According to essays
of 100 recruiters, more than a third of graduate jobs will be filled by those who worked for their employers as undergraduates. Many employers say that it is almost impossible for undergraduates to get a job without work experience. Almost half of jobs at law firms will go to those who have already gotten work experience there. Speaking of the investment banking, this figure equals to 53%.
The survey was conducted by High Fliers Research and its managing director, Martin Birchall, said: "It's not enough just to have a good degree. They need to have business and essay writing
skills. Employers want them to be able to hit the ground running. Increasingly, especially in areas like investment banking, employers offer summer internships and if things go well they make a job offer at the end of that summer holiday."
The research found that more than three-fifths of firms providing jobs for graduates
prefer to offer a job on the basis of degree courses or summer internships. Although there was a sharp recruitment crisis between 2008 and 2009, the graduated market began stabilizing in autumn. This year the number of graduates expected to be applied for the job is 9.4% which is more than in 2010. The jobs are mainly provided to graduates in such spheres as banking, IT and consulting.
This year Teach First is expected to be the fourth biggest graduate recruiter, offering 780 vacancies and yielding to PricewaterhouseCoopers, Deloitte and KPMG. The starting salary for new employees will be on average £29,000 a year. The survey suggests that there will be more than 45 applicants for each vacancy this summer.

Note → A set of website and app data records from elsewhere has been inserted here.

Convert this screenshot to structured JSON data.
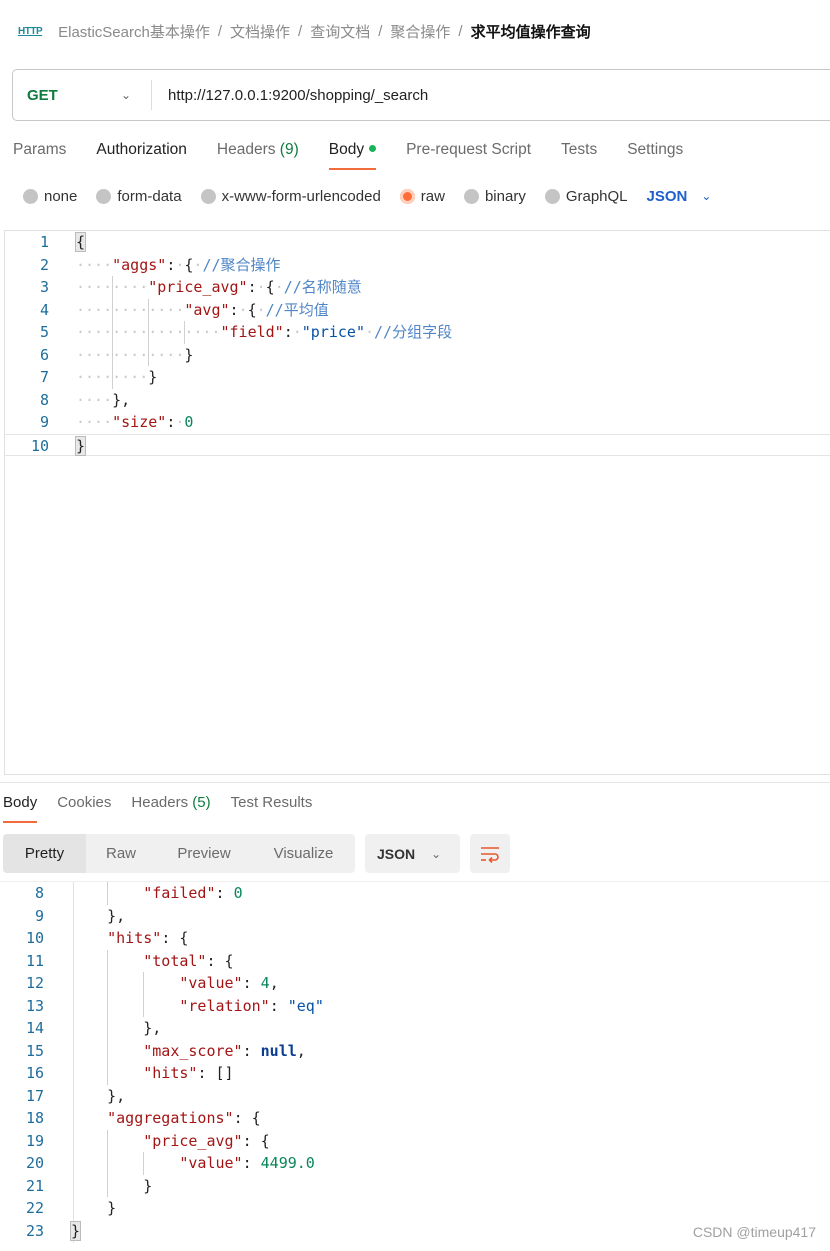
{
  "breadcrumb": {
    "icon": "HTTP",
    "items": [
      "ElasticSearch基本操作",
      "文档操作",
      "查询文档",
      "聚合操作"
    ],
    "current": "求平均值操作查询"
  },
  "request": {
    "method": "GET",
    "url": "http://127.0.0.1:9200/shopping/_search"
  },
  "req_tabs": {
    "params": "Params",
    "authorization": "Authorization",
    "headers": "Headers",
    "headers_count": "(9)",
    "body": "Body",
    "prerequest": "Pre-request Script",
    "tests": "Tests",
    "settings": "Settings"
  },
  "body_types": {
    "options": [
      "none",
      "form-data",
      "x-www-form-urlencoded",
      "raw",
      "binary",
      "GraphQL"
    ],
    "selected": "raw",
    "format": "JSON"
  },
  "request_body": [
    {
      "n": "1",
      "indent": 0,
      "t": [
        [
          "p",
          "{"
        ]
      ]
    },
    {
      "n": "2",
      "indent": 1,
      "t": [
        [
          "k",
          "\"aggs\""
        ],
        [
          "p",
          ":"
        ],
        [
          "w",
          "·"
        ],
        [
          "p",
          "{"
        ],
        [
          "w",
          "·"
        ],
        [
          "c",
          "//聚合操作"
        ]
      ]
    },
    {
      "n": "3",
      "indent": 2,
      "t": [
        [
          "k",
          "\"price_avg\""
        ],
        [
          "p",
          ":"
        ],
        [
          "w",
          "·"
        ],
        [
          "p",
          "{"
        ],
        [
          "w",
          "·"
        ],
        [
          "c",
          "//名称随意"
        ]
      ]
    },
    {
      "n": "4",
      "indent": 3,
      "t": [
        [
          "k",
          "\"avg\""
        ],
        [
          "p",
          ":"
        ],
        [
          "w",
          "·"
        ],
        [
          "p",
          "{"
        ],
        [
          "w",
          "·"
        ],
        [
          "c",
          "//平均值"
        ]
      ]
    },
    {
      "n": "5",
      "indent": 4,
      "t": [
        [
          "k",
          "\"field\""
        ],
        [
          "p",
          ":"
        ],
        [
          "w",
          "·"
        ],
        [
          "s",
          "\"price\""
        ],
        [
          "w",
          "·"
        ],
        [
          "c",
          "//分组字段"
        ]
      ]
    },
    {
      "n": "6",
      "indent": 3,
      "t": [
        [
          "p",
          "}"
        ]
      ]
    },
    {
      "n": "7",
      "indent": 2,
      "t": [
        [
          "p",
          "}"
        ]
      ]
    },
    {
      "n": "8",
      "indent": 1,
      "t": [
        [
          "p",
          "},"
        ]
      ]
    },
    {
      "n": "9",
      "indent": 1,
      "t": [
        [
          "k",
          "\"size\""
        ],
        [
          "p",
          ":"
        ],
        [
          "w",
          "·"
        ],
        [
          "n",
          "0"
        ]
      ]
    },
    {
      "n": "10",
      "indent": 0,
      "t": [
        [
          "p",
          "}"
        ]
      ]
    }
  ],
  "resp_tabs": {
    "body": "Body",
    "cookies": "Cookies",
    "headers": "Headers",
    "headers_count": "(5)",
    "tests": "Test Results"
  },
  "resp_view": {
    "options": [
      "Pretty",
      "Raw",
      "Preview",
      "Visualize"
    ],
    "selected": "Pretty",
    "format": "JSON"
  },
  "response_body": [
    {
      "n": "8",
      "indent": 2,
      "t": [
        [
          "k",
          "\"failed\""
        ],
        [
          "p",
          ": "
        ],
        [
          "n",
          "0"
        ]
      ]
    },
    {
      "n": "9",
      "indent": 1,
      "t": [
        [
          "p",
          "},"
        ]
      ]
    },
    {
      "n": "10",
      "indent": 1,
      "t": [
        [
          "k",
          "\"hits\""
        ],
        [
          "p",
          ": {"
        ]
      ]
    },
    {
      "n": "11",
      "indent": 2,
      "t": [
        [
          "k",
          "\"total\""
        ],
        [
          "p",
          ": {"
        ]
      ]
    },
    {
      "n": "12",
      "indent": 3,
      "t": [
        [
          "k",
          "\"value\""
        ],
        [
          "p",
          ": "
        ],
        [
          "n",
          "4"
        ],
        [
          "p",
          ","
        ]
      ]
    },
    {
      "n": "13",
      "indent": 3,
      "t": [
        [
          "k",
          "\"relation\""
        ],
        [
          "p",
          ": "
        ],
        [
          "s",
          "\"eq\""
        ]
      ]
    },
    {
      "n": "14",
      "indent": 2,
      "t": [
        [
          "p",
          "},"
        ]
      ]
    },
    {
      "n": "15",
      "indent": 2,
      "t": [
        [
          "k",
          "\"max_score\""
        ],
        [
          "p",
          ": "
        ],
        [
          "nl",
          "null"
        ],
        [
          "p",
          ","
        ]
      ]
    },
    {
      "n": "16",
      "indent": 2,
      "t": [
        [
          "k",
          "\"hits\""
        ],
        [
          "p",
          ": []"
        ]
      ]
    },
    {
      "n": "17",
      "indent": 1,
      "t": [
        [
          "p",
          "},"
        ]
      ]
    },
    {
      "n": "18",
      "indent": 1,
      "t": [
        [
          "k",
          "\"aggregations\""
        ],
        [
          "p",
          ": {"
        ]
      ]
    },
    {
      "n": "19",
      "indent": 2,
      "t": [
        [
          "k",
          "\"price_avg\""
        ],
        [
          "p",
          ": {"
        ]
      ]
    },
    {
      "n": "20",
      "indent": 3,
      "t": [
        [
          "k",
          "\"value\""
        ],
        [
          "p",
          ": "
        ],
        [
          "n",
          "4499.0"
        ]
      ]
    },
    {
      "n": "21",
      "indent": 2,
      "t": [
        [
          "p",
          "}"
        ]
      ]
    },
    {
      "n": "22",
      "indent": 1,
      "t": [
        [
          "p",
          "}"
        ]
      ]
    },
    {
      "n": "23",
      "indent": 0,
      "t": [
        [
          "p",
          "}"
        ]
      ]
    }
  ],
  "watermark": "CSDN @timeup417",
  "colors": {
    "accent": "#f26b3a",
    "method": "#0f7b3f",
    "json_link": "#1f5fcf"
  }
}
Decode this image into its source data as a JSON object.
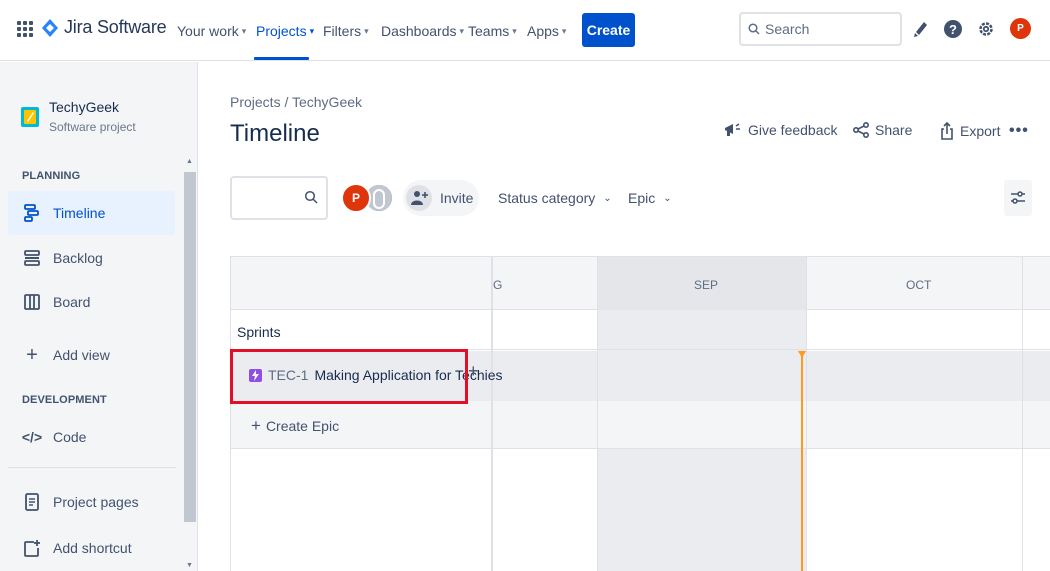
{
  "topnav": {
    "brand": "Jira Software",
    "items": [
      {
        "label": "Your work"
      },
      {
        "label": "Projects"
      },
      {
        "label": "Filters"
      },
      {
        "label": "Dashboards"
      },
      {
        "label": "Teams"
      },
      {
        "label": "Apps"
      }
    ],
    "create_label": "Create",
    "search_placeholder": "Search",
    "avatar_initial": "P"
  },
  "sidebar": {
    "project_name": "TechyGeek",
    "project_type": "Software project",
    "sections": {
      "planning": "PLANNING",
      "development": "DEVELOPMENT"
    },
    "items": {
      "timeline": "Timeline",
      "backlog": "Backlog",
      "board": "Board",
      "add_view": "Add view",
      "code": "Code",
      "project_pages": "Project pages",
      "add_shortcut": "Add shortcut"
    }
  },
  "main": {
    "breadcrumb": "Projects  /  TechyGeek",
    "title": "Timeline",
    "actions": {
      "feedback": "Give feedback",
      "share": "Share",
      "export": "Export"
    },
    "avatar_initial": "P",
    "invite_label": "Invite",
    "filters": {
      "status_category": "Status category",
      "epic": "Epic"
    }
  },
  "timeline": {
    "months": {
      "aug_partial": "G",
      "sep": "SEP",
      "oct": "OCT"
    },
    "sprints_label": "Sprints",
    "epic": {
      "key": "TEC-1",
      "title": "Making Application for Techies"
    },
    "create_epic_label": "Create Epic"
  },
  "colors": {
    "brand_blue": "#0052cc",
    "today_line": "#ff991f",
    "epic_purple": "#904ee2",
    "highlight_red": "#e0102a"
  }
}
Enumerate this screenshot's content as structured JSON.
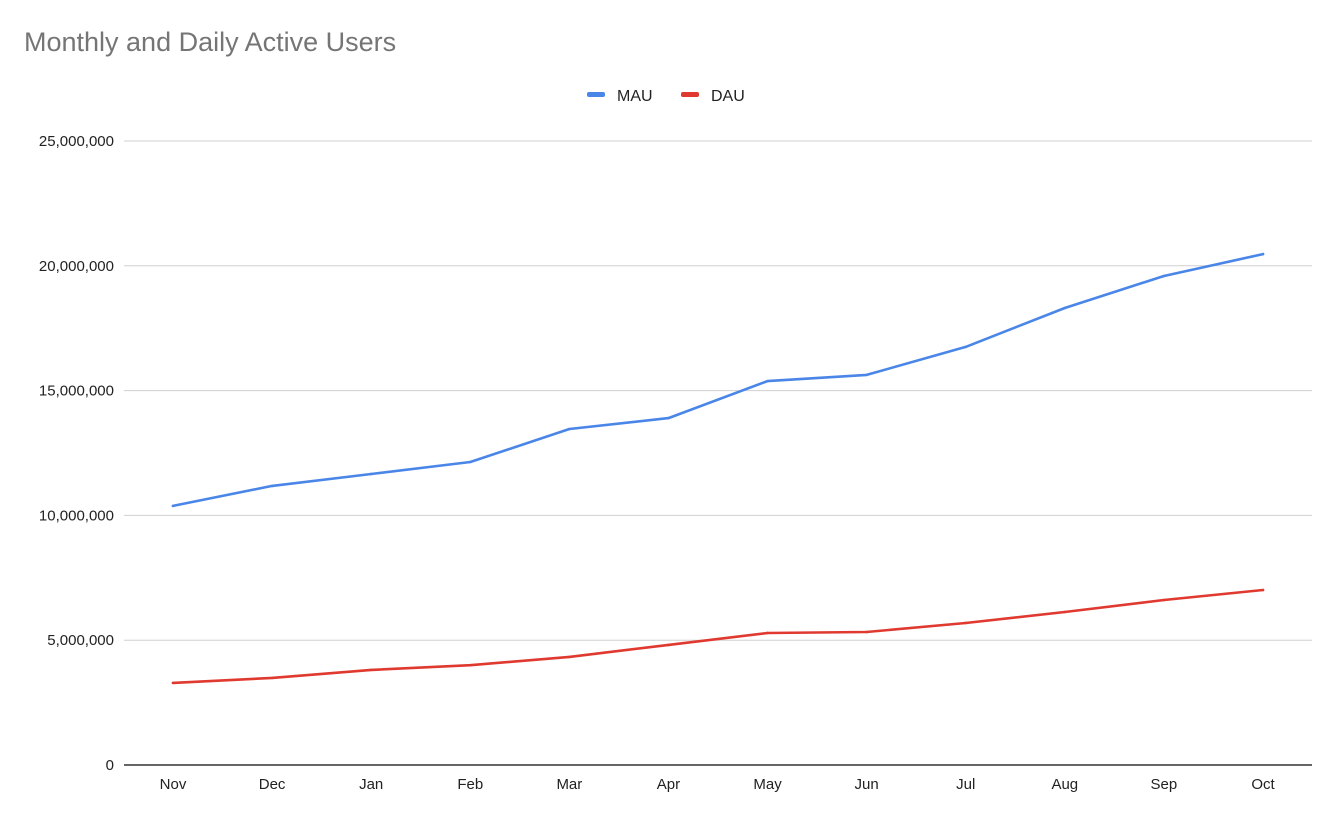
{
  "chart_data": {
    "type": "line",
    "title": "Monthly and Daily Active Users",
    "xlabel": "",
    "ylabel": "",
    "categories": [
      "Nov",
      "Dec",
      "Jan",
      "Feb",
      "Mar",
      "Apr",
      "May",
      "Jun",
      "Jul",
      "Aug",
      "Sep",
      "Oct"
    ],
    "ylim": [
      0,
      25000000
    ],
    "yticks": [
      0,
      5000000,
      10000000,
      15000000,
      20000000,
      25000000
    ],
    "ytick_labels": [
      "0",
      "5,000,000",
      "10,000,000",
      "15,000,000",
      "20,000,000",
      "25,000,000"
    ],
    "grid": true,
    "legend_position": "top-center",
    "series": [
      {
        "name": "MAU",
        "color": "#4a86e8",
        "values": [
          10380000,
          11180000,
          11660000,
          12140000,
          13460000,
          13900000,
          15380000,
          15630000,
          16750000,
          18310000,
          19590000,
          20470000
        ]
      },
      {
        "name": "DAU",
        "color": "#e0392f",
        "values": [
          3290000,
          3490000,
          3810000,
          4000000,
          4330000,
          4810000,
          5290000,
          5330000,
          5690000,
          6130000,
          6610000,
          7010000
        ]
      }
    ]
  }
}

The universities minister, David Willetts, said: "Whilst we welcome signs of an improvement, the job market remains competitive for new graduates, as it does for everyone, and graduates need to work hard to maximise their chances of success. However, a degree remains a good investment in the long-term".